Crime writer Thomas Mogford discusses the importance of planning before writing, and how doing so helped him to find the perfect ending for his debut novel.
Last year, I had the good fortune to be shortlisted for a CWA ‘Dagger’ award for best debut crime novel. Having never won a prize in my life (apart from a 10-metre swimming badge), I concluded (rightly, as it turned out) that I was unlikely to find myself up on the winners’ podium. Just in case the unthinkable happened, however, I had prepared one thing to say – namely, that the nominated book, ‘Shadow of the Rock’, was far from being my debut attempt. Crammed into a desk drawer were four full-length novels that had never seen the light of day. The principal reason for this? Failure to plan.

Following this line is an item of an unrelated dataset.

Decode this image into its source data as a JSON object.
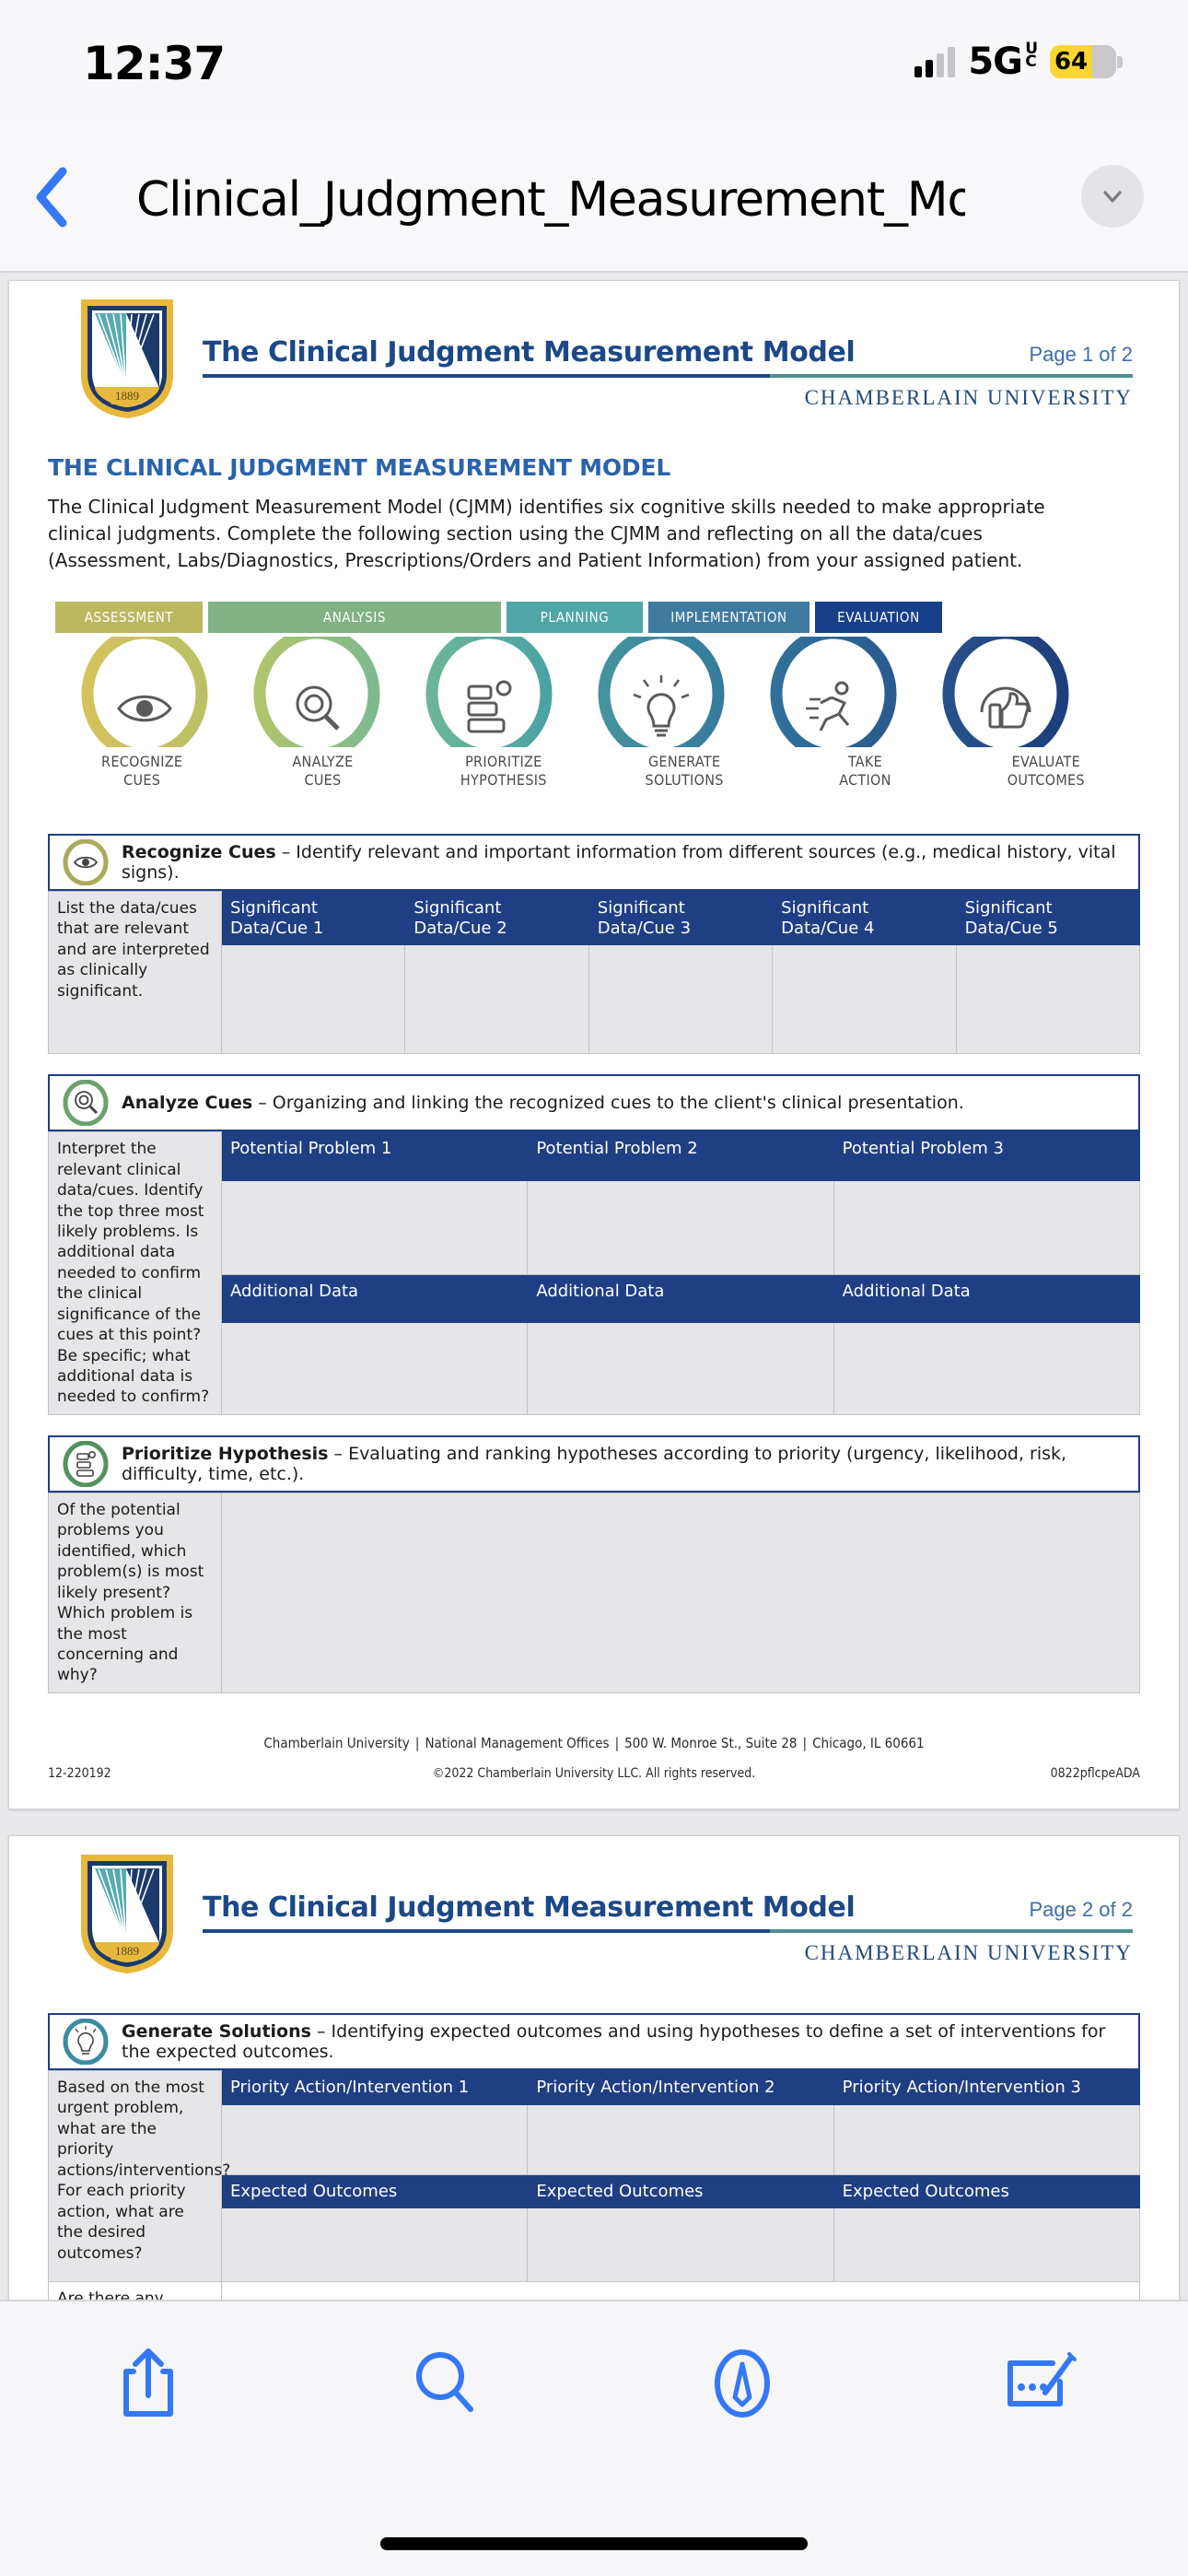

Like most book lovers, I am drawn to any article entitled ‘How I Write’, or ‘The Writer’s Room’. It always amazes me how many authors say they don’t plan their work. Phrases like, ‘I have my opening sentence, then just keep going’, or ‘Pretty soon the characters reveal themselves, and I follow them’, are commonplace. I used to comfort myself that this approach was viable only in literary fiction, but then I read an interview with David Baldacci, author of ‘Absolute Power’, and a master of the crime genre, in which he said, ‘The books just flow. I build them brick by brick. I don’t know how the book will end when I sit down to write’. Perhaps some people are just geniuses.
Sadly, beginning without a plan has never worked for me. When I first started trying to write, I would have a rough sense of where I was going, then just hope for the best. Two novels later – with a heap of rejection letters accumulating – I conceded that I could put a bit more work into the plotting stage. So I briefly sketched out a beginning, a middle and an end.
Starting with a clearer knowledge of where I was going definitely helped. Each chapter ended with a cliff-hanger; the next began with purpose. We were, I allowed myself to hope, finally in business. Immediately, the responses from agents were better. One emailed to say he was enjoying the book. I waited, then chased him for a follow-up. Silence. Another contacted me to say she’d started it; was I in talks with other agents? Brief jubilation. Then – nothing. Through a friend of a friend, I managed to get the book to a prestigious editor. Again they got excited – until they reached the second half. Not for us, I’m afraid. Maybe you should rethink the end.
OK, I thought, I need to think this through a bit more. So I decided to go at it chapter by chapter – a fifteen-page document detailing every event the book would contain. On the page, the results were horrifying. The second half always went awry. The finale suddenly seemed absurd. I couldn’t believe how bad the vague ideas I’d hoped would just work themselves out actually were. Writing them down had ruthlessly exposed the holes. Perhaps I just wasn’t very good at this.
Time passed. So much, in fact, that I got married. During a late-night, wine-fuelled discussion with my wife, she asked me how long I spent plotting a book. Two weeks, I said, maybe three. Why not invest a bit more time upfront, she suggested. I prevaricated (maybe shouted), then was forced to admit the truth: I’d never spent very long on plot because it was both boring, and scary – fault lines were in danger of being exposed. And because the writing part was so, well… fun. She raised her eyebrows.
A new regime began. This time, I acknowledged the problems in the second half and forced myself to write a new draft. Then another. I asked my wife to read it, and watched where her eyebrows went. Slowly, painfully, the story came together. I longed to get writing, but held off until the story concluded in a plausible and exciting way. Finally, the fun could begin. And then, a year later, someone actually made it through the second half of a book I’d written and uttered the magical words – ‘Maybe we should get together and have a chat.’
Thomas Mogford is the author of a series of crime novels following the adventures of Spike Sanguinetti, a lawyer from Gibraltar with a penchant for dangerous cases. Find out more on his website and follow him on Twitter.
Top picture credit: Lowdy Brabyn